Provided records
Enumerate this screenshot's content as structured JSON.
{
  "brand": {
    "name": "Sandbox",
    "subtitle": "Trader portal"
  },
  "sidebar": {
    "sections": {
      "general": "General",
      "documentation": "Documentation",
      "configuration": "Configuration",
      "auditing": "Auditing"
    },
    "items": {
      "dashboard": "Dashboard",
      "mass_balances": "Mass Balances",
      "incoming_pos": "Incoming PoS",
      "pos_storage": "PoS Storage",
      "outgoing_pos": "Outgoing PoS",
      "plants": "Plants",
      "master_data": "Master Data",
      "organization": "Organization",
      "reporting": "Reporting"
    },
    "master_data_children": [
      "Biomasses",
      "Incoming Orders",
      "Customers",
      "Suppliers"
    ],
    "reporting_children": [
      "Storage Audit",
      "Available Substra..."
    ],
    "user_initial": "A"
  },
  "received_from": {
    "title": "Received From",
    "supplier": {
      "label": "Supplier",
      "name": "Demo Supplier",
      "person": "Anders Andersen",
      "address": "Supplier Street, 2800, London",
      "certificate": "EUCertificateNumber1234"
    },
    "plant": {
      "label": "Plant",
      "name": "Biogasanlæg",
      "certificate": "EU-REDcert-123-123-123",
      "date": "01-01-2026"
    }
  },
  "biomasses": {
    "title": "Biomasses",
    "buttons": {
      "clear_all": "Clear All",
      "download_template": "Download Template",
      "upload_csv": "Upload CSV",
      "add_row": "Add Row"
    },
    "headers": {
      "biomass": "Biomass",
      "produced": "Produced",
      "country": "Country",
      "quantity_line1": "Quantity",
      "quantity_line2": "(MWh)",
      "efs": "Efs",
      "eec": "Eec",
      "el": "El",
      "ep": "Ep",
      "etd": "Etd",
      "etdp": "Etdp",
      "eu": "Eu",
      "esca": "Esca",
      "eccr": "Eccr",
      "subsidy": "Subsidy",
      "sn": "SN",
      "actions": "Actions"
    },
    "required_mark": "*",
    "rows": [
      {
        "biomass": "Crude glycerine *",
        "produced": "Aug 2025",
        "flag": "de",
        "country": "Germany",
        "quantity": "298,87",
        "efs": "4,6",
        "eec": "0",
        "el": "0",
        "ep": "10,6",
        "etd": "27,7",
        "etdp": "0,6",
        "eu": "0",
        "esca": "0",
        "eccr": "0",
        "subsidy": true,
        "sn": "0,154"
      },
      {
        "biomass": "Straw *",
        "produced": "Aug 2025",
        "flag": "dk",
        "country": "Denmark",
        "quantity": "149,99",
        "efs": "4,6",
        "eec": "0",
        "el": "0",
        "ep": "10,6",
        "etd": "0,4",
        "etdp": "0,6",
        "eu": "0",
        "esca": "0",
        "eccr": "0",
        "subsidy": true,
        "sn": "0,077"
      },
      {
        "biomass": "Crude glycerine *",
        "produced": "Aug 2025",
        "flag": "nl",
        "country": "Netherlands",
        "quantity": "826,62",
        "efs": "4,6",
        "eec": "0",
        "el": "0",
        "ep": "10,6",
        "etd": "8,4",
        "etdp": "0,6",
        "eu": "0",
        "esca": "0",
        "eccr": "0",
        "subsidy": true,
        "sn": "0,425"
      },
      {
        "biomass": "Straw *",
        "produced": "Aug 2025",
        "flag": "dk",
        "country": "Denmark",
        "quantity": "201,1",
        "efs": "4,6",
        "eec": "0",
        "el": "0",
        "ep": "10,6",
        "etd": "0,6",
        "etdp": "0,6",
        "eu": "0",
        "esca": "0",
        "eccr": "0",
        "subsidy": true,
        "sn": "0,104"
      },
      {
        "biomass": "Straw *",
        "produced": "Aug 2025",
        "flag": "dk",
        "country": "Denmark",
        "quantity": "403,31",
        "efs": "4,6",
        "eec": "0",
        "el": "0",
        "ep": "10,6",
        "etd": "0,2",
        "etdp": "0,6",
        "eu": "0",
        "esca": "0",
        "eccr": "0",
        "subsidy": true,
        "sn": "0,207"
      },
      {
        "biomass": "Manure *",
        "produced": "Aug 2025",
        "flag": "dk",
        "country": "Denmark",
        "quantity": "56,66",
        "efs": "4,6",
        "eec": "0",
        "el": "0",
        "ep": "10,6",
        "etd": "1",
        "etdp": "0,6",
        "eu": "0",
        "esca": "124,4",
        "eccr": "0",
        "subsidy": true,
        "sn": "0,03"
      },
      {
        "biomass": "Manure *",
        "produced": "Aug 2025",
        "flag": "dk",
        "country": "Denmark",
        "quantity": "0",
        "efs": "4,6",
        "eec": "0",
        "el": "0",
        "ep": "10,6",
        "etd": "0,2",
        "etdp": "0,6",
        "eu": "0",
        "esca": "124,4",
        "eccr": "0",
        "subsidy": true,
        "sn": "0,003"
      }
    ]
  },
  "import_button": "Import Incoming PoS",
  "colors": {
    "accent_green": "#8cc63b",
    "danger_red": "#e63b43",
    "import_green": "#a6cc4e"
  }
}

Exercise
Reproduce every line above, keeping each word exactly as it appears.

Answer to the exercise
Enumerate this screenshot's content as structured JSON.
{
  "brand": {
    "name": "Sandbox",
    "subtitle": "Trader portal"
  },
  "sidebar": {
    "sections": {
      "general": "General",
      "documentation": "Documentation",
      "configuration": "Configuration",
      "auditing": "Auditing"
    },
    "items": {
      "dashboard": "Dashboard",
      "mass_balances": "Mass Balances",
      "incoming_pos": "Incoming PoS",
      "pos_storage": "PoS Storage",
      "outgoing_pos": "Outgoing PoS",
      "plants": "Plants",
      "master_data": "Master Data",
      "organization": "Organization",
      "reporting": "Reporting"
    },
    "master_data_children": [
      "Biomasses",
      "Incoming Orders",
      "Customers",
      "Suppliers"
    ],
    "reporting_children": [
      "Storage Audit",
      "Available Substra..."
    ],
    "user_initial": "A"
  },
  "received_from": {
    "title": "Received From",
    "supplier": {
      "label": "Supplier",
      "name": "Demo Supplier",
      "person": "Anders Andersen",
      "address": "Supplier Street, 2800, London",
      "certificate": "EUCertificateNumber1234"
    },
    "plant": {
      "label": "Plant",
      "name": "Biogasanlæg",
      "certificate": "EU-REDcert-123-123-123",
      "date": "01-01-2026"
    }
  },
  "biomasses": {
    "title": "Biomasses",
    "buttons": {
      "clear_all": "Clear All",
      "download_template": "Download Template",
      "upload_csv": "Upload CSV",
      "add_row": "Add Row"
    },
    "headers": {
      "biomass": "Biomass",
      "produced": "Produced",
      "country": "Country",
      "quantity_line1": "Quantity",
      "quantity_line2": "(MWh)",
      "efs": "Efs",
      "eec": "Eec",
      "el": "El",
      "ep": "Ep",
      "etd": "Etd",
      "etdp": "Etdp",
      "eu": "Eu",
      "esca": "Esca",
      "eccr": "Eccr",
      "subsidy": "Subsidy",
      "sn": "SN",
      "actions": "Actions"
    },
    "required_mark": "*",
    "rows": [
      {
        "biomass": "Crude glycerine *",
        "produced": "Aug 2025",
        "flag": "de",
        "country": "Germany",
        "quantity": "298,87",
        "efs": "4,6",
        "eec": "0",
        "el": "0",
        "ep": "10,6",
        "etd": "27,7",
        "etdp": "0,6",
        "eu": "0",
        "esca": "0",
        "eccr": "0",
        "subsidy": true,
        "sn": "0,154"
      },
      {
        "biomass": "Straw *",
        "produced": "Aug 2025",
        "flag": "dk",
        "country": "Denmark",
        "quantity": "149,99",
        "efs": "4,6",
        "eec": "0",
        "el": "0",
        "ep": "10,6",
        "etd": "0,4",
        "etdp": "0,6",
        "eu": "0",
        "esca": "0",
        "eccr": "0",
        "subsidy": true,
        "sn": "0,077"
      },
      {
        "biomass": "Crude glycerine *",
        "produced": "Aug 2025",
        "flag": "nl",
        "country": "Netherlands",
        "quantity": "826,62",
        "efs": "4,6",
        "eec": "0",
        "el": "0",
        "ep": "10,6",
        "etd": "8,4",
        "etdp": "0,6",
        "eu": "0",
        "esca": "0",
        "eccr": "0",
        "subsidy": true,
        "sn": "0,425"
      },
      {
        "biomass": "Straw *",
        "produced": "Aug 2025",
        "flag": "dk",
        "country": "Denmark",
        "quantity": "201,1",
        "efs": "4,6",
        "eec": "0",
        "el": "0",
        "ep": "10,6",
        "etd": "0,6",
        "etdp": "0,6",
        "eu": "0",
        "esca": "0",
        "eccr": "0",
        "subsidy": true,
        "sn": "0,104"
      },
      {
        "biomass": "Straw *",
        "produced": "Aug 2025",
        "flag": "dk",
        "country": "Denmark",
        "quantity": "403,31",
        "efs": "4,6",
        "eec": "0",
        "el": "0",
        "ep": "10,6",
        "etd": "0,2",
        "etdp": "0,6",
        "eu": "0",
        "esca": "0",
        "eccr": "0",
        "subsidy": true,
        "sn": "0,207"
      },
      {
        "biomass": "Manure *",
        "produced": "Aug 2025",
        "flag": "dk",
        "country": "Denmark",
        "quantity": "56,66",
        "efs": "4,6",
        "eec": "0",
        "el": "0",
        "ep": "10,6",
        "etd": "1",
        "etdp": "0,6",
        "eu": "0",
        "esca": "124,4",
        "eccr": "0",
        "subsidy": true,
        "sn": "0,03"
      },
      {
        "biomass": "Manure *",
        "produced": "Aug 2025",
        "flag": "dk",
        "country": "Denmark",
        "quantity": "0",
        "efs": "4,6",
        "eec": "0",
        "el": "0",
        "ep": "10,6",
        "etd": "0,2",
        "etdp": "0,6",
        "eu": "0",
        "esca": "124,4",
        "eccr": "0",
        "subsidy": true,
        "sn": "0,003"
      }
    ]
  },
  "import_button": "Import Incoming PoS",
  "colors": {
    "accent_green": "#8cc63b",
    "danger_red": "#e63b43",
    "import_green": "#a6cc4e"
  }
}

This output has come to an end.